This is also counter to the actual intention of Section 11(b), an important Charter right that is to be used as a “protective shield” and not an “offensive weapon.” As the Supreme Court of Canada held in R. v. Morin, “the purpose of s. 11(b) is to expedite trials and minimize prejudice and not to avoid trials on the merits.” Echoing this, the Supreme Court of Canada noted in R v. Jordan: “[W]e recognize that some accused persons who are in fact guilty of their charges are content to see their trials delayed for as long as possible. Indeed, there are incentives for them to remain passive in the face of delay. Accused persons may seek to avoid responsibility for their crimes by embracing delay, in the hope that the case against them will fall apart or they will obtain a stay of proceedings. This operates to the detriment of the public and of the system of justice as a whole. Section 11(b) was not intended to be a sword to frustrate the ends of justice.”

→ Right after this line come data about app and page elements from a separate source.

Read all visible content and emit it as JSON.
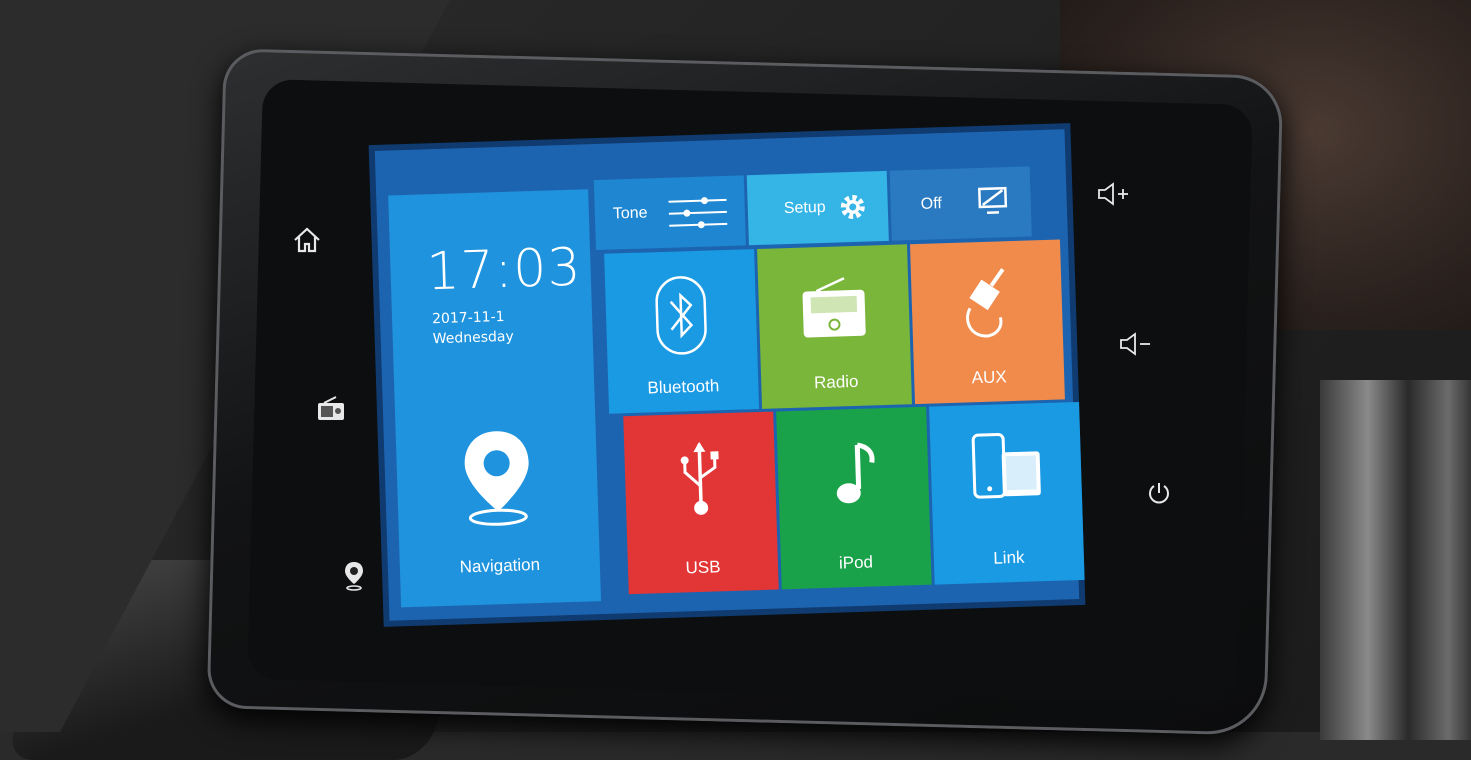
{
  "screen": {
    "clock": "17:03",
    "date": "2017-11-1",
    "weekday": "Wednesday",
    "tiles": {
      "navigation": "Navigation",
      "tone": "Tone",
      "setup": "Setup",
      "off": "Off",
      "bluetooth": "Bluetooth",
      "radio": "Radio",
      "aux": "AUX",
      "usb": "USB",
      "ipod": "iPod",
      "link": "Link"
    }
  },
  "hardware_buttons": {
    "left": [
      "home-icon",
      "radio-icon",
      "navigation-pin-icon"
    ],
    "right": [
      "volume-up-icon",
      "volume-down-icon",
      "power-icon"
    ]
  },
  "colors": {
    "navigation": "#1f93dd",
    "bluetooth": "#1b9ae4",
    "radio": "#79b63a",
    "aux": "#f08b4c",
    "usb": "#e23536",
    "ipod": "#1aa24b",
    "link": "#1b9ae4",
    "setup": "#35b4e6"
  }
}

Canada’s political and legal institutions are built on gendered racism and colonialism: dispossessing Indigenous peoples of their land, subjugating women, and enforcing enslavement. The criminal legal system – including the web of police, Crown attorneys, and the judicial system – routinely fails survivors. Many survivors fear being blamed, stereotyped, or disbelieved when engaging the criminal legal system. The system reproduces a power differential between survivors, the people who abuse them, and the legal system. Further, given that survivors are not afforded an independent voice or legal standing in criminal legal proceedings, their participation towards “achieving reasonable prompt justice” – as set out in R v. Jordan – is illusory.
The Jordan framework creates another reason for survivors to fear re-victimization by our judiciary system and entrenches patriarchal dominance. For example, upon learning that the BC Court of Appeal had upheld a Jordan-related stay of proceedings against the man who was convicted of abusing her as a child, Jeeti Pooni told media,
“It was very disheartening, disappointing — you name it — when one has spoken their truth, testified and there’s a guilty verdict, and then you receive this news.” The Court itself acknowledged that “a stay of proceedings in these circumstances marks a failure of the justice system.”
Changes to the judiciary system are urgently needed to offer viable paths to survivors like Jeeti Pooni. If the federal government is serious about combatting gender-based violence and femicide, it needs to change the system that prevents effective and timely access to justice for survivors.